This question is an off-shoot of from the discussion about helmet safety. There is an assertion that when a car passes a bicycle, it allows less space to those who wear a helmet than those without. While this is metric is only one part of the larger picture regarding bicycle safety, it is often cited by helmet skeptics as scientific evidence to show wearing helmets has a negative effect on safety.
The assertion seems to base on a single study by Ian Walker. He says
"Drivers also tended to pass notably closer to the rider when he wore a helmet than when he did not."
And he reasons that
"The helmet effect is likely the result of drivers judging cyclists’ skill levels from their appearance and adjusting their overtaking accordingly"
I'm rather skeptical of his study. The chief problem is, in the eyes of a driver, bicycle helmets are not a salient feature. The driver's cognitive capacity is already taxed in judging the relative speed and space required for passing and often have to make a move in a short time window.

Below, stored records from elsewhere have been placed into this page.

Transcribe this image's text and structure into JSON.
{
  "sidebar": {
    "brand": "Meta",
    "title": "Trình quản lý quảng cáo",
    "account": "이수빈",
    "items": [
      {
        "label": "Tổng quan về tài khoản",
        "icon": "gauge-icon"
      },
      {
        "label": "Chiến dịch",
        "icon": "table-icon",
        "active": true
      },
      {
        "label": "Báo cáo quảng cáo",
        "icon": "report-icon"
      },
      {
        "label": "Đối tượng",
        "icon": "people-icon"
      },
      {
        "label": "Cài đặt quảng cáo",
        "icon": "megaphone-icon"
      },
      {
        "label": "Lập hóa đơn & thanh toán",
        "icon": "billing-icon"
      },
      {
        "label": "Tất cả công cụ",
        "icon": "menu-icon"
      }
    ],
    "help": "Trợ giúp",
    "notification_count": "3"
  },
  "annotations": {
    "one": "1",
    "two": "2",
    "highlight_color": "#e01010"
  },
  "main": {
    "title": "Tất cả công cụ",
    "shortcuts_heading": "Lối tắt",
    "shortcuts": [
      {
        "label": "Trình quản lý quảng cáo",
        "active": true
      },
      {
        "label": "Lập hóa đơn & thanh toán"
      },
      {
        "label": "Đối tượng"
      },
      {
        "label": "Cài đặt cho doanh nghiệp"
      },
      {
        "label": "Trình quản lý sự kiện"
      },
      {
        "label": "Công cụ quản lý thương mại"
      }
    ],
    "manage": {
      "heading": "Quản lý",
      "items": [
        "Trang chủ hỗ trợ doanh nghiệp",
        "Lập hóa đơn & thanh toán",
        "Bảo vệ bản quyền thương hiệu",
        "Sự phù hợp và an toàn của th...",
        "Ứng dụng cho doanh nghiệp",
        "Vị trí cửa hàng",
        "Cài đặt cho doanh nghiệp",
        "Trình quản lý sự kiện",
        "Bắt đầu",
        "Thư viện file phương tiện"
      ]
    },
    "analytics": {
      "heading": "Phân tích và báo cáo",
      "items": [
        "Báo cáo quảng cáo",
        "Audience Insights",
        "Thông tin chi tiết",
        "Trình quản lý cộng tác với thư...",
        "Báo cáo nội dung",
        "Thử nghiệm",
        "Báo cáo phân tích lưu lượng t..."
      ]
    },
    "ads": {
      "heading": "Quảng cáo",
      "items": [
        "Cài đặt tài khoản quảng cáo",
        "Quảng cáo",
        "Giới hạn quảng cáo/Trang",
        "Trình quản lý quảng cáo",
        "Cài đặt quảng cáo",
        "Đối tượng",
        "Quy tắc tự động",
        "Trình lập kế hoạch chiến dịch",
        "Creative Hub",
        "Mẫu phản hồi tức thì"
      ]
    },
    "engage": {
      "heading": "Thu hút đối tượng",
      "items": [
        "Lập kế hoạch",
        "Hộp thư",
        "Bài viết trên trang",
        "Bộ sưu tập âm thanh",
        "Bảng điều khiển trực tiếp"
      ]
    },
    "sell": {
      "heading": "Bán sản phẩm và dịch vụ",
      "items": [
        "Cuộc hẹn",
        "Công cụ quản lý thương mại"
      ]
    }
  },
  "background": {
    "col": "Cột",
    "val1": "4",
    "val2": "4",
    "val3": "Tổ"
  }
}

There is little capacity to check out other details like helmets, let alone to use this to make a judgment and consciously vary his driving strategy.
Has anyone taken a critical look at his study? Does anyone have another related result?